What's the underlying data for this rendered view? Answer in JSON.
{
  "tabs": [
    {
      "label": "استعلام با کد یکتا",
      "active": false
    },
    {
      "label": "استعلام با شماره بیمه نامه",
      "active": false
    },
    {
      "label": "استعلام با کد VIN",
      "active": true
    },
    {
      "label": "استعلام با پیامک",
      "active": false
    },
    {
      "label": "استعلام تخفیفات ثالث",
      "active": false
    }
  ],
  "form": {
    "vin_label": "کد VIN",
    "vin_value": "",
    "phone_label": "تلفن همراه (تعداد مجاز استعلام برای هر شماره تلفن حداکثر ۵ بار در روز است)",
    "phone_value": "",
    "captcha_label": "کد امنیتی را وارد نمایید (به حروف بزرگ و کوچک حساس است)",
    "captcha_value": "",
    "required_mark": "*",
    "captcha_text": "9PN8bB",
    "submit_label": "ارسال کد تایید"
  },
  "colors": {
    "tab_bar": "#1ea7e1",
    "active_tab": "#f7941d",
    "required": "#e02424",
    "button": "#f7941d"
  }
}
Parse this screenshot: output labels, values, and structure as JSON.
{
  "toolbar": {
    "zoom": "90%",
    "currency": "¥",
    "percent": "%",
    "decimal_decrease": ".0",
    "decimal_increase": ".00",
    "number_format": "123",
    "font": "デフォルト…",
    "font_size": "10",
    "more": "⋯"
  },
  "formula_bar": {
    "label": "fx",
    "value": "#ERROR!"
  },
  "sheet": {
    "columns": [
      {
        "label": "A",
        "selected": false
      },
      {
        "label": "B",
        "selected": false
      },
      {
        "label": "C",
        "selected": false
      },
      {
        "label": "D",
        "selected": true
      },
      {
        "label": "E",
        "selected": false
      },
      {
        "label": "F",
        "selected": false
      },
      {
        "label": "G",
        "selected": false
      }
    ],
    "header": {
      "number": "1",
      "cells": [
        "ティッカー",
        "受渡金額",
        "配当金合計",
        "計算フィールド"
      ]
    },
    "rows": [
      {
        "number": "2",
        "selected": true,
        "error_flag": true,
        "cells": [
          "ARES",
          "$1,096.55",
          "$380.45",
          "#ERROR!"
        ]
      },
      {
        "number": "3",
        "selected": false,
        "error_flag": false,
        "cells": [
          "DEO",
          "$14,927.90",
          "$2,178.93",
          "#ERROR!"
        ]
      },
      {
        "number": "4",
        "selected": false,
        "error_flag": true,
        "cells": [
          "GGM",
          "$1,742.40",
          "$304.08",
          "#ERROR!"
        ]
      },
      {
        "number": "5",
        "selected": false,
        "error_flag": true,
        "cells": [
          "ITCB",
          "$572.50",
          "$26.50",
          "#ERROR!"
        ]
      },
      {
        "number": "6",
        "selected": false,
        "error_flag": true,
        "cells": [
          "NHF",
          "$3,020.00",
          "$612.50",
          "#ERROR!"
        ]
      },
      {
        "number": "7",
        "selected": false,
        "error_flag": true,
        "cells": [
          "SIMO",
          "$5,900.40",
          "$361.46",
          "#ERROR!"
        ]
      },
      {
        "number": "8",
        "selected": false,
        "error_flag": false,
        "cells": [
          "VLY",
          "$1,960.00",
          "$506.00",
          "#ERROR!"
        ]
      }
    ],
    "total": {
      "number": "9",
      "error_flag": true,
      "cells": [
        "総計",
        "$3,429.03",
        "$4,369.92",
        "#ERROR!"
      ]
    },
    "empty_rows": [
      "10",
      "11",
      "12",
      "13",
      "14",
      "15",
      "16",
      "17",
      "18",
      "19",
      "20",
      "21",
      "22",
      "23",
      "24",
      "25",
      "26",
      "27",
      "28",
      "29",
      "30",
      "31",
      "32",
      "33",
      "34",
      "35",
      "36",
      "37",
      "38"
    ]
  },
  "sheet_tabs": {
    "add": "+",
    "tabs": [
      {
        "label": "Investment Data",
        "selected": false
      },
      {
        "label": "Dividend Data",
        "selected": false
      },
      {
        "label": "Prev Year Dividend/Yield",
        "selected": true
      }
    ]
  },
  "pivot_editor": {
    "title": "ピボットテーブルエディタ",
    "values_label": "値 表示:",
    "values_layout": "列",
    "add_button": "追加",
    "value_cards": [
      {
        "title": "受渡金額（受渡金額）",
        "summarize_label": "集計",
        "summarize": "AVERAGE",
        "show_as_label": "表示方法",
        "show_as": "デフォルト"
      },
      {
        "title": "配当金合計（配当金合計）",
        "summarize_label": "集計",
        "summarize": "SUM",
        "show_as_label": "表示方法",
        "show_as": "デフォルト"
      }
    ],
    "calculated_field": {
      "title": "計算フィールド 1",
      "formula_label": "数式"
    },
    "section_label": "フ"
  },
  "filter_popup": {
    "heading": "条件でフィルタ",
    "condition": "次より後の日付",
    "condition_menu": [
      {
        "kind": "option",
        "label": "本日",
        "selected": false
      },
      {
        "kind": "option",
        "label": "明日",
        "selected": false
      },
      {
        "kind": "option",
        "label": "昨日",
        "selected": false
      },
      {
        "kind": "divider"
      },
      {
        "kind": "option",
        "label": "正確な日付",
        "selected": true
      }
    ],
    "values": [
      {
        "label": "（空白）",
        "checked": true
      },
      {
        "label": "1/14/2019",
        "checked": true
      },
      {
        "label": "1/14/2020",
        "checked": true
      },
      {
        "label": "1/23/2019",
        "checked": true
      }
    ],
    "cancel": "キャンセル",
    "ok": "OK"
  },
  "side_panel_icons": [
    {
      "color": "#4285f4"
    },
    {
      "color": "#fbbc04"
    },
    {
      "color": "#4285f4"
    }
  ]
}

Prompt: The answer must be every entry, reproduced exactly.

Answer to this problem:
What's the underlying data for this rendered view? Answer in JSON.
{
  "tabs": [
    {
      "label": "استعلام با کد یکتا",
      "active": false
    },
    {
      "label": "استعلام با شماره بیمه نامه",
      "active": false
    },
    {
      "label": "استعلام با کد VIN",
      "active": true
    },
    {
      "label": "استعلام با پیامک",
      "active": false
    },
    {
      "label": "استعلام تخفیفات ثالث",
      "active": false
    }
  ],
  "form": {
    "vin_label": "کد VIN",
    "vin_value": "",
    "phone_label": "تلفن همراه (تعداد مجاز استعلام برای هر شماره تلفن حداکثر ۵ بار در روز است)",
    "phone_value": "",
    "captcha_label": "کد امنیتی را وارد نمایید (به حروف بزرگ و کوچک حساس است)",
    "captcha_value": "",
    "required_mark": "*",
    "captcha_text": "9PN8bB",
    "submit_label": "ارسال کد تایید"
  },
  "colors": {
    "tab_bar": "#1ea7e1",
    "active_tab": "#f7941d",
    "required": "#e02424",
    "button": "#f7941d"
  }
}
Parse this screenshot: output labels, values, and structure as JSON.
{
  "toolbar": {
    "zoom": "90%",
    "currency": "¥",
    "percent": "%",
    "decimal_decrease": ".0",
    "decimal_increase": ".00",
    "number_format": "123",
    "font": "デフォルト…",
    "font_size": "10",
    "more": "⋯"
  },
  "formula_bar": {
    "label": "fx",
    "value": "#ERROR!"
  },
  "sheet": {
    "columns": [
      {
        "label": "A",
        "selected": false
      },
      {
        "label": "B",
        "selected": false
      },
      {
        "label": "C",
        "selected": false
      },
      {
        "label": "D",
        "selected": true
      },
      {
        "label": "E",
        "selected": false
      },
      {
        "label": "F",
        "selected": false
      },
      {
        "label": "G",
        "selected": false
      }
    ],
    "header": {
      "number": "1",
      "cells": [
        "ティッカー",
        "受渡金額",
        "配当金合計",
        "計算フィールド"
      ]
    },
    "rows": [
      {
        "number": "2",
        "selected": true,
        "error_flag": true,
        "cells": [
          "ARES",
          "$1,096.55",
          "$380.45",
          "#ERROR!"
        ]
      },
      {
        "number": "3",
        "selected": false,
        "error_flag": false,
        "cells": [
          "DEO",
          "$14,927.90",
          "$2,178.93",
          "#ERROR!"
        ]
      },
      {
        "number": "4",
        "selected": false,
        "error_flag": true,
        "cells": [
          "GGM",
          "$1,742.40",
          "$304.08",
          "#ERROR!"
        ]
      },
      {
        "number": "5",
        "selected": false,
        "error_flag": true,
        "cells": [
          "ITCB",
          "$572.50",
          "$26.50",
          "#ERROR!"
        ]
      },
      {
        "number": "6",
        "selected": false,
        "error_flag": true,
        "cells": [
          "NHF",
          "$3,020.00",
          "$612.50",
          "#ERROR!"
        ]
      },
      {
        "number": "7",
        "selected": false,
        "error_flag": true,
        "cells": [
          "SIMO",
          "$5,900.40",
          "$361.46",
          "#ERROR!"
        ]
      },
      {
        "number": "8",
        "selected": false,
        "error_flag": false,
        "cells": [
          "VLY",
          "$1,960.00",
          "$506.00",
          "#ERROR!"
        ]
      }
    ],
    "total": {
      "number": "9",
      "error_flag": true,
      "cells": [
        "総計",
        "$3,429.03",
        "$4,369.92",
        "#ERROR!"
      ]
    },
    "empty_rows": [
      "10",
      "11",
      "12",
      "13",
      "14",
      "15",
      "16",
      "17",
      "18",
      "19",
      "20",
      "21",
      "22",
      "23",
      "24",
      "25",
      "26",
      "27",
      "28",
      "29",
      "30",
      "31",
      "32",
      "33",
      "34",
      "35",
      "36",
      "37",
      "38"
    ]
  },
  "sheet_tabs": {
    "add": "+",
    "tabs": [
      {
        "label": "Investment Data",
        "selected": false
      },
      {
        "label": "Dividend Data",
        "selected": false
      },
      {
        "label": "Prev Year Dividend/Yield",
        "selected": true
      }
    ]
  },
  "pivot_editor": {
    "title": "ピボットテーブルエディタ",
    "values_label": "値 表示:",
    "values_layout": "列",
    "add_button": "追加",
    "value_cards": [
      {
        "title": "受渡金額（受渡金額）",
        "summarize_label": "集計",
        "summarize": "AVERAGE",
        "show_as_label": "表示方法",
        "show_as": "デフォルト"
      },
      {
        "title": "配当金合計（配当金合計）",
        "summarize_label": "集計",
        "summarize": "SUM",
        "show_as_label": "表示方法",
        "show_as": "デフォルト"
      }
    ],
    "calculated_field": {
      "title": "計算フィールド 1",
      "formula_label": "数式"
    },
    "section_label": "フ"
  },
  "filter_popup": {
    "heading": "条件でフィルタ",
    "condition": "次より後の日付",
    "condition_menu": [
      {
        "kind": "option",
        "label": "本日",
        "selected": false
      },
      {
        "kind": "option",
        "label": "明日",
        "selected": false
      },
      {
        "kind": "option",
        "label": "昨日",
        "selected": false
      },
      {
        "kind": "divider"
      },
      {
        "kind": "option",
        "label": "正確な日付",
        "selected": true
      }
    ],
    "values": [
      {
        "label": "（空白）",
        "checked": true
      },
      {
        "label": "1/14/2019",
        "checked": true
      },
      {
        "label": "1/14/2020",
        "checked": true
      },
      {
        "label": "1/23/2019",
        "checked": true
      }
    ],
    "cancel": "キャンセル",
    "ok": "OK"
  },
  "side_panel_icons": [
    {
      "color": "#4285f4"
    },
    {
      "color": "#fbbc04"
    },
    {
      "color": "#4285f4"
    }
  ]
}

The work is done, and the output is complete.